LONDON: Consumers are becoming increasingly familiar with artificial intelligence (AI), but the challenge for brands is how best to employ the technology to create the shopping experiences of the future.

That is according to a new study from OMD EMEA, the marketing performance firm, which worked with Goldsmiths, University of London, to discover how European consumers view AI within the retail sector.

Based on a survey of 15,000 consumers across 13 European countries, OMD and Goldsmiths concluded that shoppers expect “VIP treatment” and that the only realistic way for brands to deliver the high-quality, personalised experiences that customers now demand is through AI.

However, it is crucial that brands concentrate on promoting the benefits of AI, rather than simply highlighting the features, and they also need to consider the communications process – the point at which humans have to take over – in order to make the retail experience as seamless as possible.

“As an industry, we need to turn the bundle of technologies described as AI into services that people can care about, such as their insurance app or their cinema chatbot,” said Jean-Paul Edwards, Director of Strategy and Product Development, OMD EMEA. “It needs to be an upgrade to apps, ecommerce, and so on.”

Looking at the survey findings in detail, OMD reported that almost twice as many European consumers say they are as familiar with AI as unfamiliar, with nearly a quarter already using an AI device or app. And another 41% want to get one.

Meanwhile, 47% of consumers say they would act less patiently if they knew they were interacting with AI, while only 17% would reject help from AI across retail sectors. Interestingly, that is only a slightly higher proportion than those who say they would reject any kind of assistance (15%).

The survey also revealed two distinct groups of consumers who are reluctant to engage with AI – young people who don't think they need it and older people who don't understand it.
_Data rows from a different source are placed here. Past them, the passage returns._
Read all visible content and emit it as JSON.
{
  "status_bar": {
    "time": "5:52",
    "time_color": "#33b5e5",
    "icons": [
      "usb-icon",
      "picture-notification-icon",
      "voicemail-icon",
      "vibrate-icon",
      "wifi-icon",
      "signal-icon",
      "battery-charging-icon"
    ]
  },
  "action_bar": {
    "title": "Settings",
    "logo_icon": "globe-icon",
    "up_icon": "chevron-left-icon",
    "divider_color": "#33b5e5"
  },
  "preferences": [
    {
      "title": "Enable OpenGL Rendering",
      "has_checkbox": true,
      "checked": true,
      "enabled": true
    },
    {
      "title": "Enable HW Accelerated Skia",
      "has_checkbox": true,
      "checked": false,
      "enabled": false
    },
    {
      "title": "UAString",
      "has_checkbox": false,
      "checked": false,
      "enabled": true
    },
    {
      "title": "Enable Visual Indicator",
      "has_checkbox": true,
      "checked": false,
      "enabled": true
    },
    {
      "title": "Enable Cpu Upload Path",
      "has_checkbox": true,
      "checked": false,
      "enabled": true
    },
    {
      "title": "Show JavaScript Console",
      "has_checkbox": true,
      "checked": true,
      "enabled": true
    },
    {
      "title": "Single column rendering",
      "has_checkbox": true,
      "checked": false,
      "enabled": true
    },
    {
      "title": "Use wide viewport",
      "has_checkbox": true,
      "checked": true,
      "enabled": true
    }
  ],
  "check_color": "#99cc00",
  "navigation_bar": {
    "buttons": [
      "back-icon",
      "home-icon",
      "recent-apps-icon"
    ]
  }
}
More than a third (39%) of 18-35 year olds who say they wouldn't consider having an AI-enabled device as part of their lifestyle suggest it is because they don’t need AI, while another quarter say it is easier to use their existing default option.

As a result, the report recommended, brands and retailers will need to manage customers' expectations, at the same time “as inspiring them about the benefits the technology can deliver to them right now”.

Data sourced from OMD EMEA; additional content by WARC staff